PROBLEM STATEMENT:
Search the material below for the word "data". Copy every line that has it.
#### RECORDED INFORMATION
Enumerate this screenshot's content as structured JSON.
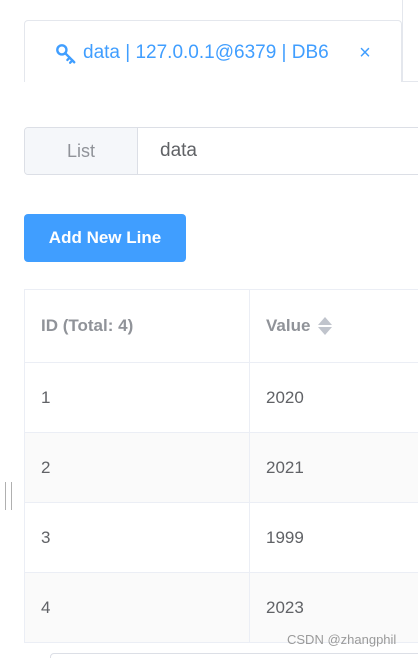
{
  "tab": {
    "title": "data | 127.0.0.1@6379 | DB6",
    "close_icon": "×",
    "icon": "key-icon",
    "accent_color": "#409eff"
  },
  "key_input": {
    "type_label": "List",
    "value": "data"
  },
  "toolbar": {
    "add_label": "Add New Line"
  },
  "table": {
    "columns": {
      "id": "ID (Total: 4)",
      "value": "Value"
    },
    "rows": [
      {
        "id": "1",
        "value": "2020"
      },
      {
        "id": "2",
        "value": "2021"
      },
      {
        "id": "3",
        "value": "1999"
      },
      {
        "id": "4",
        "value": "2023"
      }
    ]
  },
  "watermark": "CSDN @zhangphil"
}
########
PROBLEM SOLUTION:
    "title": "data | 127.0.0.1@6379 | DB6",
    "value": "data"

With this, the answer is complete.